She said from November 1 only people who have received both doses of the Covid-19 vaccine will be able to enter the firm's Auckland and Wellington offices.
"We recently conducted a survey of all our partners and staff on an anonymous basis and the feedback was clear – the vast majority of our people [98 per cent] are intending to get fully vaccinated, many are concerned about unvaccinated people being in our office and a number of people live with or come into contact with people who are considered vulnerable," Avenell said in a statement.
She added the board and partners "strongly support vaccination" to help New Zealand progress towards reducing the risk of Covid-19 in the community and living in a safer, more open environment and economy.
"We also acknowledge that there are some people [in our firm and the wider community] who are currently uncertain about vaccination, do not wish to get vaccinated, or are not able to get vaccinated for medical reasons.
"We respect the rights of people to choose whether or not to vaccinate. Therefore we want to encourage people to advise us of their vaccination status before they enter our offices, so we are able to proactively manage any potential risks for all concerned."
Avenell said the firm was also mindful that this is new territory for New Zealand and Government guidelines are adapting and changing regularly as the pandemic develops.
Russell McVeagh confirmed to the Herald the policy applies to all staff and visitors to the office, including contractors and suppliers.
In Australia, Westpac and the Commonwealth Bank have mandated Covid-19 vaccination for its staff, which the ABC reported would affect about 76,000 workers across the country.
Commonwealth Bank's New Zealand subsidiary ASB said in a statement it is encouraging staff to get vaccinated and ensuring its people have the necessary flexibility and information to do so.
A Westpac NZ spokesperson said the bank in Aotearoa is considering "a range of options" and in the meantime is "very focused on encouraging our employees to get vaccinated and providing them with the information and support they need."
From February next year, Air NZ said all international passengers will need to be fully vaccinated, but the airline is yet to decide about domestic passengers.
Legal experts spoken to by the Herald have said employers must carry out a thorough health and safety assessment and consult staff before implementing a vaccination mandate for its business.

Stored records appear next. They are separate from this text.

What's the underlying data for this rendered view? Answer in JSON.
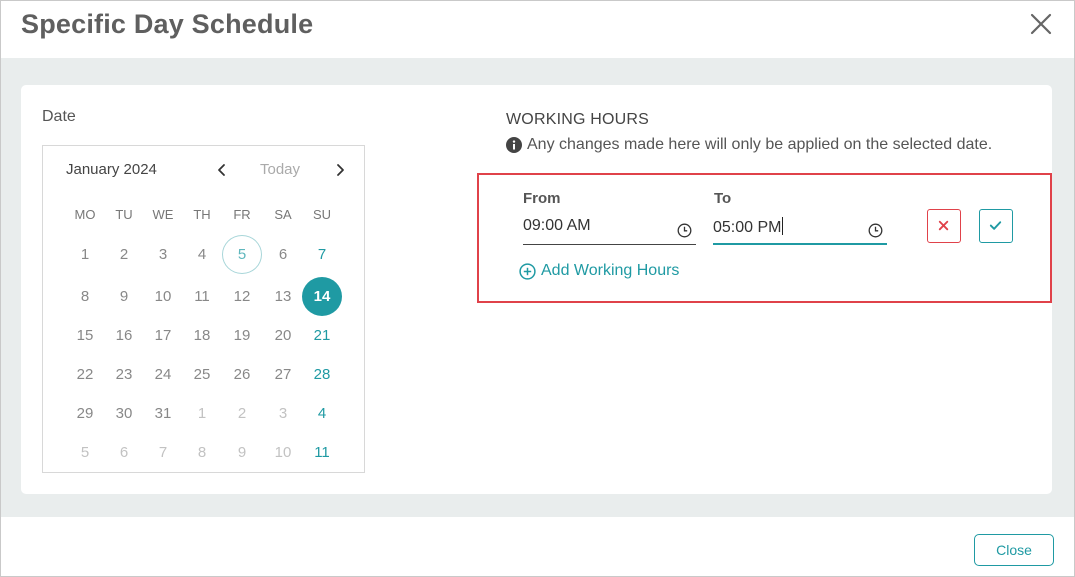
{
  "dialog": {
    "title": "Specific Day Schedule",
    "close_icon": "close-icon"
  },
  "date_section": {
    "label": "Date",
    "calendar": {
      "month_label": "January 2024",
      "today_label": "Today",
      "weekdays": [
        "MO",
        "TU",
        "WE",
        "TH",
        "FR",
        "SA",
        "SU"
      ],
      "weeks": [
        [
          {
            "d": "1"
          },
          {
            "d": "2"
          },
          {
            "d": "3"
          },
          {
            "d": "4"
          },
          {
            "d": "5",
            "state": "today"
          },
          {
            "d": "6"
          },
          {
            "d": "7",
            "state": "sun"
          }
        ],
        [
          {
            "d": "8"
          },
          {
            "d": "9"
          },
          {
            "d": "10"
          },
          {
            "d": "11"
          },
          {
            "d": "12"
          },
          {
            "d": "13"
          },
          {
            "d": "14",
            "state": "selected"
          }
        ],
        [
          {
            "d": "15"
          },
          {
            "d": "16"
          },
          {
            "d": "17"
          },
          {
            "d": "18"
          },
          {
            "d": "19"
          },
          {
            "d": "20"
          },
          {
            "d": "21",
            "state": "sun"
          }
        ],
        [
          {
            "d": "22"
          },
          {
            "d": "23"
          },
          {
            "d": "24"
          },
          {
            "d": "25"
          },
          {
            "d": "26"
          },
          {
            "d": "27"
          },
          {
            "d": "28",
            "state": "sun"
          }
        ],
        [
          {
            "d": "29"
          },
          {
            "d": "30"
          },
          {
            "d": "31"
          },
          {
            "d": "1",
            "state": "muted"
          },
          {
            "d": "2",
            "state": "muted"
          },
          {
            "d": "3",
            "state": "muted"
          },
          {
            "d": "4",
            "state": "sun"
          }
        ],
        [
          {
            "d": "5",
            "state": "muted"
          },
          {
            "d": "6",
            "state": "muted"
          },
          {
            "d": "7",
            "state": "muted"
          },
          {
            "d": "8",
            "state": "muted"
          },
          {
            "d": "9",
            "state": "muted"
          },
          {
            "d": "10",
            "state": "muted"
          },
          {
            "d": "11",
            "state": "sun"
          }
        ]
      ]
    }
  },
  "working_hours": {
    "title": "WORKING HOURS",
    "info_text": "Any changes made here will only be applied on the selected date.",
    "from_label": "From",
    "from_value": "09:00 AM",
    "to_label": "To",
    "to_value": "05:00 PM",
    "add_label": "Add Working Hours"
  },
  "footer": {
    "close_label": "Close"
  },
  "colors": {
    "accent": "#1f9aa3",
    "danger": "#e0424a",
    "body_bg": "#e9eded"
  }
}
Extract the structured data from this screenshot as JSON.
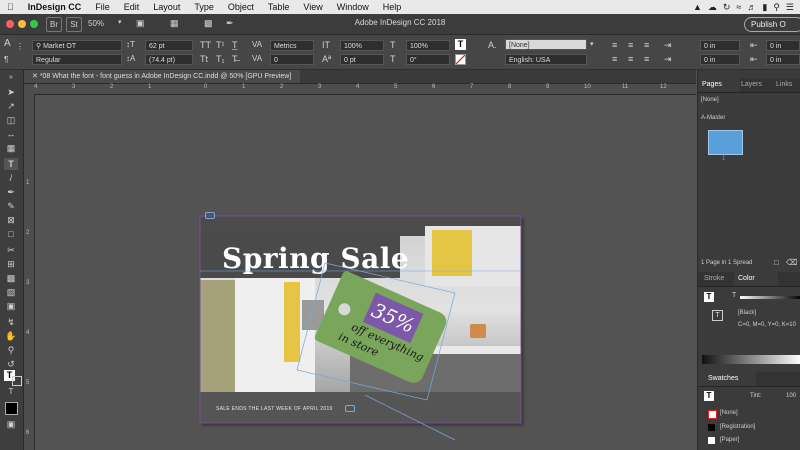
{
  "menubar": {
    "app_name": "InDesign CC",
    "items": [
      "File",
      "Edit",
      "Layout",
      "Type",
      "Object",
      "Table",
      "View",
      "Window",
      "Help"
    ]
  },
  "appbar": {
    "zoom": "50%",
    "title": "Adobe InDesign CC 2018",
    "publish": "Publish O",
    "br_label": "Br",
    "st_label": "St"
  },
  "control": {
    "font_family": "Market OT",
    "font_style": "Regular",
    "font_size": "62 pt",
    "leading": "(74.4 pt)",
    "kerning": "Metrics",
    "tracking": "0",
    "hscale": "100%",
    "vscale": "100%",
    "baseline": "0 pt",
    "skew": "0°",
    "char_style": "[None]",
    "language": "English: USA",
    "indent1": "0 in",
    "indent2": "0 in",
    "indent3": "0 in",
    "indent4": "0 in"
  },
  "document": {
    "tab_label": "*08 What the font - font guess in Adobe InDesign CC.indd @ 50% [GPU Preview]",
    "headline": "Spring Sale",
    "tag_percent": "35%",
    "tag_line1": "off everything",
    "tag_line2": "in store",
    "footer": "SALE ENDS THE LAST WEEK OF APRIL 2019"
  },
  "ruler": {
    "top": [
      "4",
      "3",
      "2",
      "1",
      "0",
      "1",
      "2",
      "3",
      "4",
      "5",
      "6",
      "7",
      "8",
      "9",
      "10",
      "11",
      "12"
    ],
    "left": [
      "1",
      "2",
      "3",
      "4",
      "5",
      "6"
    ]
  },
  "pages_panel": {
    "tabs": [
      "Pages",
      "Layers",
      "Links"
    ],
    "none": "[None]",
    "master": "A-Master",
    "page_num": "1",
    "status": "1 Page in 1 Spread"
  },
  "color_panel": {
    "tabs": [
      "Stroke",
      "Color"
    ],
    "swatch": "[Black]",
    "cmyk": "C=0, M=0, Y=0, K=10"
  },
  "swatches_panel": {
    "title": "Swatches",
    "tint_label": "Tint:",
    "tint": "100",
    "items": [
      "[None]",
      "[Registration]",
      "[Paper]"
    ]
  }
}
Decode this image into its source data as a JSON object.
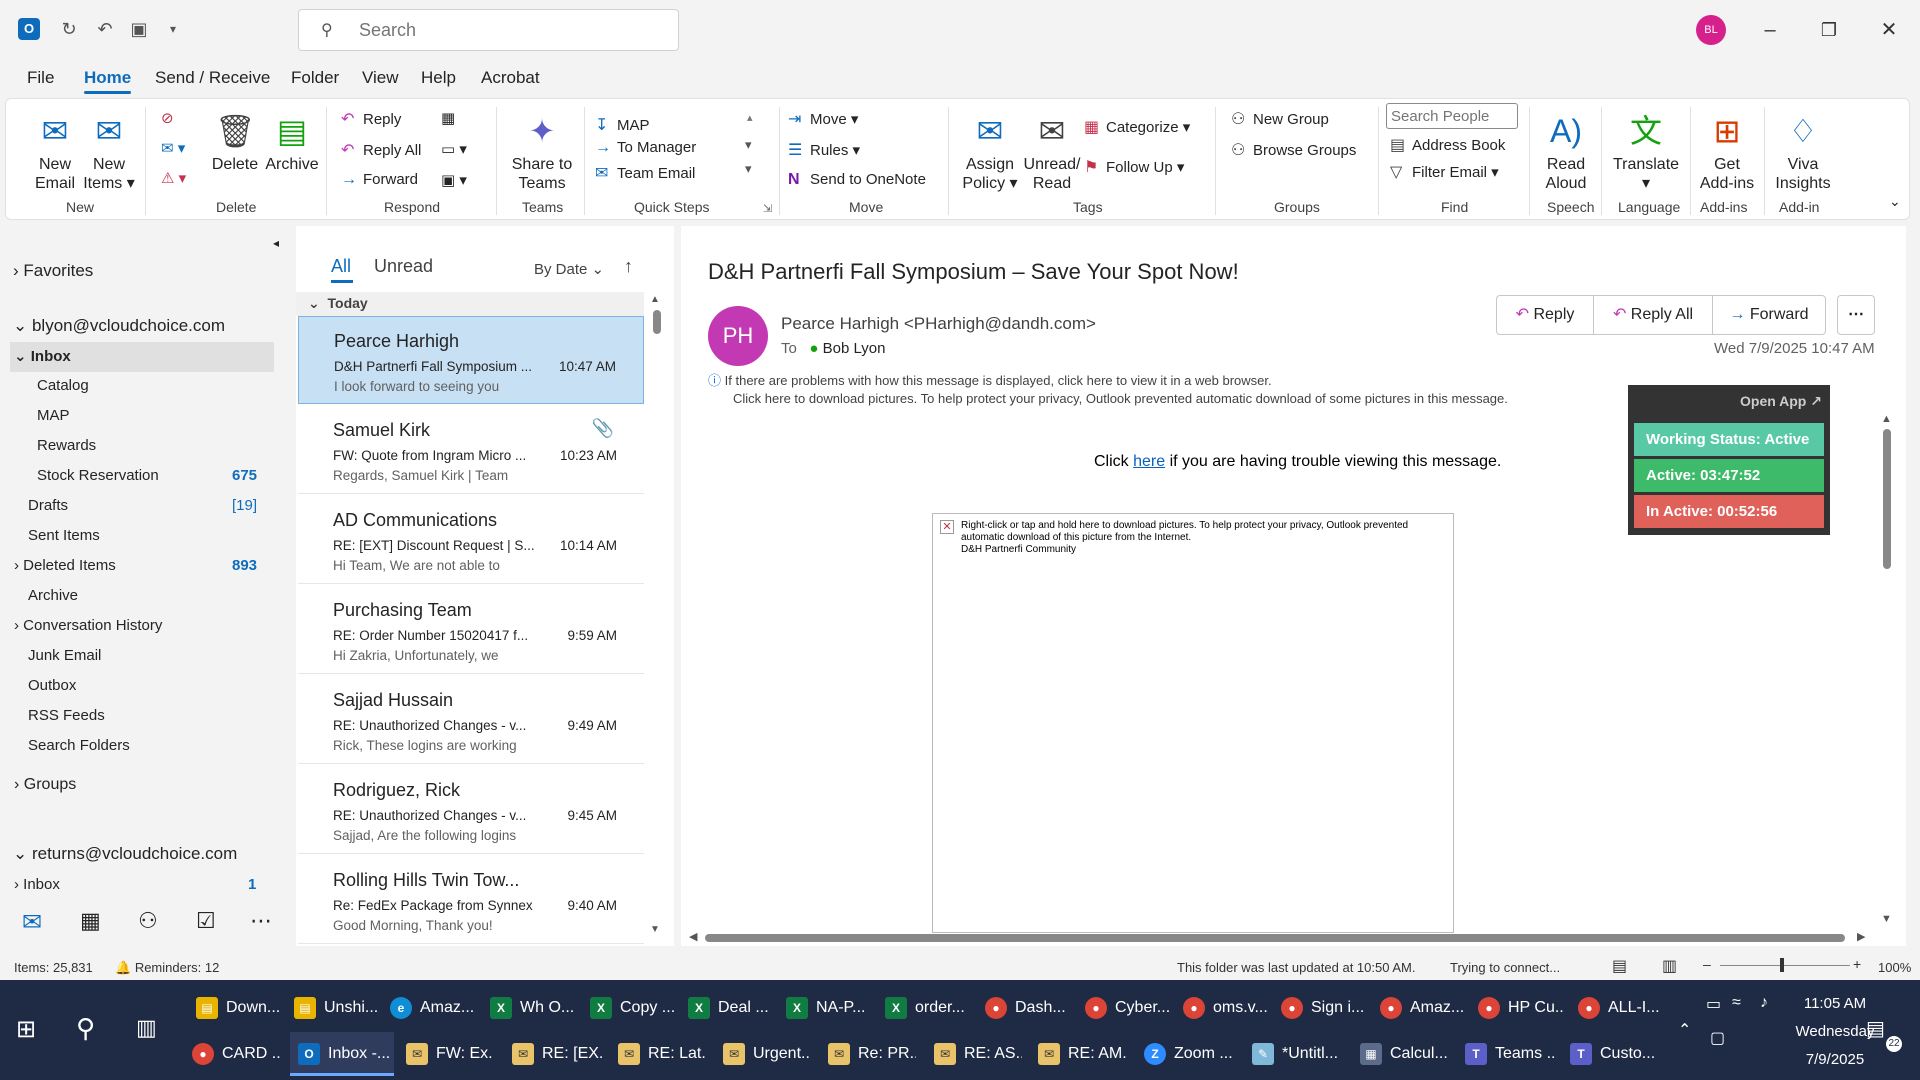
{
  "titlebar": {
    "search_placeholder": "Search",
    "user_initials": "BL"
  },
  "menu": {
    "tabs": [
      "File",
      "Home",
      "Send / Receive",
      "Folder",
      "View",
      "Help",
      "Acrobat"
    ]
  },
  "ribbon": {
    "new_email": "New\nEmail",
    "new_email_l1": "New",
    "new_email_l2": "Email",
    "new_items_l1": "New",
    "new_items_l2": "Items",
    "delete": "Delete",
    "archive": "Archive",
    "reply": "Reply",
    "reply_all": "Reply All",
    "forward": "Forward",
    "share_teams_l1": "Share to",
    "share_teams_l2": "Teams",
    "qs_map": "MAP",
    "qs_to_manager": "To Manager",
    "qs_team_email": "Team Email",
    "move": "Move",
    "rules": "Rules",
    "send_onenote": "Send to OneNote",
    "assign_policy_l1": "Assign",
    "assign_policy_l2": "Policy",
    "unread_read_l1": "Unread/",
    "unread_read_l2": "Read",
    "categorize": "Categorize",
    "follow_up": "Follow Up",
    "new_group": "New Group",
    "browse_groups": "Browse Groups",
    "search_people": "Search People",
    "address_book": "Address Book",
    "filter_email": "Filter Email",
    "read_aloud_l1": "Read",
    "read_aloud_l2": "Aloud",
    "translate": "Translate",
    "get_addins_l1": "Get",
    "get_addins_l2": "Add-ins",
    "viva_l1": "Viva",
    "viva_l2": "Insights",
    "groups": [
      "New",
      "Delete",
      "Respond",
      "Teams",
      "Quick Steps",
      "Move",
      "Tags",
      "Groups",
      "Find",
      "Speech",
      "Language",
      "Add-ins",
      "Add-in"
    ]
  },
  "nav": {
    "favorites": "Favorites",
    "account1": "blyon@vcloudchoice.com",
    "inbox": "Inbox",
    "catalog": "Catalog",
    "map": "MAP",
    "rewards": "Rewards",
    "stock_reservation": "Stock Reservation",
    "stock_count": "675",
    "drafts": "Drafts",
    "drafts_count": "[19]",
    "sent": "Sent Items",
    "deleted": "Deleted Items",
    "deleted_count": "893",
    "archive": "Archive",
    "conv_history": "Conversation History",
    "junk": "Junk Email",
    "outbox": "Outbox",
    "rss": "RSS Feeds",
    "search_folders": "Search Folders",
    "groups": "Groups",
    "account2": "returns@vcloudchoice.com",
    "inbox2": "Inbox",
    "inbox2_count": "1"
  },
  "list": {
    "tab_all": "All",
    "tab_unread": "Unread",
    "sort": "By Date",
    "section": "Today",
    "messages": [
      {
        "from": "Pearce Harhigh",
        "subject": "D&H Partnerfi Fall Symposium ...",
        "time": "10:47 AM",
        "preview": "I look forward to seeing you"
      },
      {
        "from": "Samuel  Kirk",
        "subject": "FW: Quote from Ingram Micro ...",
        "time": "10:23 AM",
        "preview": "Regards,  Samuel Kirk | Team"
      },
      {
        "from": "AD Communications",
        "subject": "RE: [EXT] Discount Request | S...",
        "time": "10:14 AM",
        "preview": "Hi Team,  We are not able to"
      },
      {
        "from": "Purchasing Team",
        "subject": "RE: Order Number 15020417 f...",
        "time": "9:59 AM",
        "preview": "Hi Zakria,  Unfortunately, we"
      },
      {
        "from": "Sajjad Hussain",
        "subject": "RE: Unauthorized Changes - v...",
        "time": "9:49 AM",
        "preview": "Rick,  These logins are working"
      },
      {
        "from": "Rodriguez, Rick",
        "subject": "RE: Unauthorized Changes - v...",
        "time": "9:45 AM",
        "preview": "Sajjad,  Are the following logins"
      },
      {
        "from": "Rolling Hills Twin Tow...",
        "subject": "Re: FedEx Package from Synnex",
        "time": "9:40 AM",
        "preview": "Good Morning,  Thank you!"
      }
    ]
  },
  "reading": {
    "subject": "D&H Partnerfi Fall Symposium – Save Your Spot Now!",
    "initials": "PH",
    "sender": "Pearce Harhigh <PHarhigh@dandh.com>",
    "to_label": "To",
    "to_name": "Bob Lyon",
    "date": "Wed 7/9/2025 10:47 AM",
    "reply": "Reply",
    "reply_all": "Reply All",
    "forward": "Forward",
    "info1": "If there are problems with how this message is displayed, click here to view it in a web browser.",
    "info2": "Click here to download pictures. To help protect your privacy, Outlook prevented automatic download of some pictures in this message.",
    "click_pre": "Click ",
    "click_link": "here",
    "click_post": " if you are having trouble viewing this message.",
    "img_msg1": "Right-click or tap and hold here to download pictures. To help protect your privacy, Outlook prevented",
    "img_msg2": "automatic download of this picture from the Internet.",
    "img_msg3": "D&H Partnerfi Community",
    "widget_open": "Open App",
    "widget_status": "Working Status: Active",
    "widget_active": "Active: 03:47:52",
    "widget_inactive": "In Active: 00:52:56"
  },
  "status": {
    "items": "Items: 25,831",
    "reminders": "Reminders: 12",
    "updated": "This folder was last updated at 10:50 AM.",
    "connecting": "Trying to connect...",
    "zoom": "100%"
  },
  "taskbar": {
    "row1": [
      "Down...",
      "Unshi...",
      "Amaz...",
      "Wh O...",
      "Copy ...",
      "Deal ...",
      "NA-P...",
      "order...",
      "Dash...",
      "Cyber...",
      "oms.v...",
      "Sign i...",
      "Amaz...",
      "HP Cu...",
      "ALL-I..."
    ],
    "row2": [
      "CARD ...",
      "Inbox -...",
      "FW: Ex...",
      "RE: [EX...",
      "RE: Lat...",
      "Urgent...",
      "Re: PR...",
      "RE: AS...",
      "RE: AM...",
      "Zoom ...",
      "*Untitl...",
      "Calcul...",
      "Teams ...",
      "Custo..."
    ],
    "time": "11:05 AM",
    "day": "Wednesday",
    "date": "7/9/2025",
    "notif_count": "22"
  },
  "colors": {
    "accent": "#0f6cbd",
    "status_active": "#59c9a5",
    "active_green": "#3dbb6a",
    "inactive_red": "#e0605a"
  }
}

This should determine which roles are high-risk, taking into account the likely exposure, as a part of their role, to Covid-19 and the likely risk to those around them, such as vulnerable or high-risk customers.
The Government this week announced a mandatory vaccination order for hundreds of thousands of health and education workers.
Other roles mandated by Government order requiring vaccination include managed isolation and quarantine (MIQ) facilities and other isolation facilities; affected seaports; the airside area and some other higher-risk work at affected airports; and accommodation services where specified aircrew members are self-isolating.
The Government is still considering whether a person's vaccination status will be needed to be shown to enter hospitality venues, but has said it will be required for large scale events such as summer festivals.